Global health affects everyone because disease knows no borders. Recent outbreaks of Ebola and the Middle East Respiratory Syndrome Coronavirus (MERS-CoV), as well as other illnesses, such as avian flu or tuberculosis (TB), show how an interconnected world has increased our vulnerability to health threats.
The Centers for Disease Control and Prevention (CDC) defines global health security as the capacity to prepare for and respond to public health threats and reduce or prevent their spread across borders. At the core of global health security are strong health systems with the resources and personnel needed to identify threats, respond quickly, and prevent the spread of infectious diseases.
A key component of global health security is the International Health Regulations (IHR), which are an international legal instrument that is binding on 196 countries. The purpose of the IHR is to enable the international community to prevent and respond to public health risks that will potentially cross borders and threaten populations worldwide.
The IHR was formed in response to the SARS outbreak in 2003, recognizing that responding to each crises individually was not as efficient as having a comprehensive guide for international public health threats. It acknowledges that global health crises impact more than just health as there can be wide-ranging and sometimes devastating economic outcomes if travel and trade are stopped.
To ensure countries are able to meet the IHR, the United States is committed to the Global Health Security Agenda (GHSA) a partnership with other governments, international agencies, and other stakeholders which seeks to prevent, detect, and respond to global health threats.

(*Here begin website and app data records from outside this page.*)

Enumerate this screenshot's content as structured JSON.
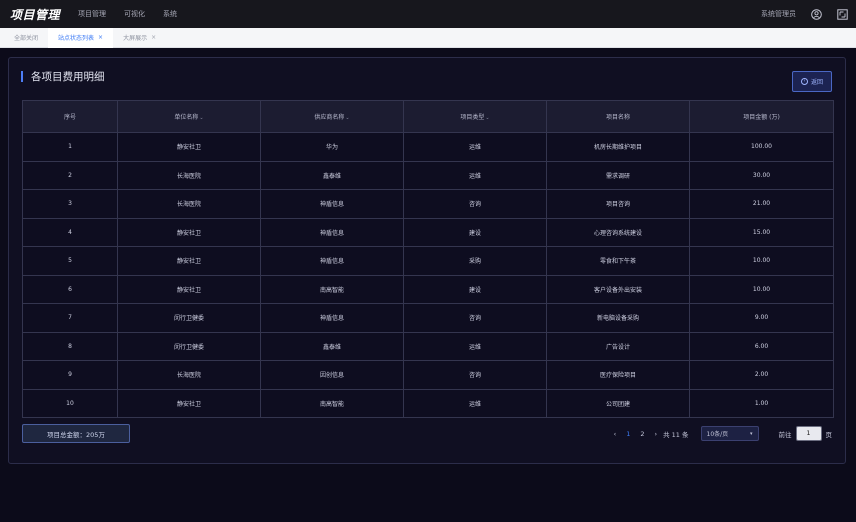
{
  "app": {
    "title": "项目管理",
    "nav": [
      "项目管理",
      "可视化",
      "系统"
    ],
    "user": "系统管理员",
    "icons": {
      "user": "user-circle-icon",
      "fullscreen": "fullscreen-icon"
    }
  },
  "tabs": [
    {
      "label": "全部关闭",
      "closable": false,
      "active": false
    },
    {
      "label": "站点状态列表",
      "closable": true,
      "active": true
    },
    {
      "label": "大屏展示",
      "closable": true,
      "active": false
    }
  ],
  "panel": {
    "title": "各项目费用明细",
    "back_label": "返回"
  },
  "table": {
    "columns": [
      {
        "label": "序号",
        "sortable": false
      },
      {
        "label": "单位名称",
        "sortable": true
      },
      {
        "label": "供应商名称",
        "sortable": true
      },
      {
        "label": "项目类型",
        "sortable": true
      },
      {
        "label": "项目名称",
        "sortable": false
      },
      {
        "label": "项目金额 (万)",
        "sortable": false
      }
    ],
    "rows": [
      [
        "1",
        "静安社卫",
        "华为",
        "运维",
        "机房长期维护项目",
        "100.00"
      ],
      [
        "2",
        "长海医院",
        "鑫泰维",
        "运维",
        "需求调研",
        "30.00"
      ],
      [
        "3",
        "长海医院",
        "神盾信息",
        "咨询",
        "项目咨询",
        "21.00"
      ],
      [
        "4",
        "静安社卫",
        "神盾信息",
        "建设",
        "心理咨询系统建设",
        "15.00"
      ],
      [
        "5",
        "静安社卫",
        "神盾信息",
        "采购",
        "零食和下午茶",
        "10.00"
      ],
      [
        "6",
        "静安社卫",
        "南高智能",
        "建设",
        "客户设备外出安装",
        "10.00"
      ],
      [
        "7",
        "闵行卫健委",
        "神盾信息",
        "咨询",
        "新电脑设备采购",
        "9.00"
      ],
      [
        "8",
        "闵行卫健委",
        "鑫泰维",
        "运维",
        "广告设计",
        "6.00"
      ],
      [
        "9",
        "长海医院",
        "因创信息",
        "咨询",
        "医疗保险项目",
        "2.00"
      ],
      [
        "10",
        "静安社卫",
        "南高智能",
        "运维",
        "公司团建",
        "1.00"
      ]
    ]
  },
  "footer": {
    "total": "项目总金额：205万",
    "pager": {
      "prev": "‹",
      "pages": [
        "1",
        "2"
      ],
      "current": "1",
      "next": "›",
      "total_text": "共 11 条",
      "page_size": "10条/页",
      "goto_label": "前往",
      "goto_value": "1",
      "goto_suffix": "页"
    }
  },
  "colors": {
    "background": "#0c0b1a",
    "accent": "#3d7bf5",
    "topbar": "#17171d"
  }
}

GHC manages a Global Health Security roundtable used to share information related to global health security, the IHR, other Global Health Security (GHS) initiatives and related legislation and relevant policy initiatives and appropriations. For more information on joining the roundtable, contact us.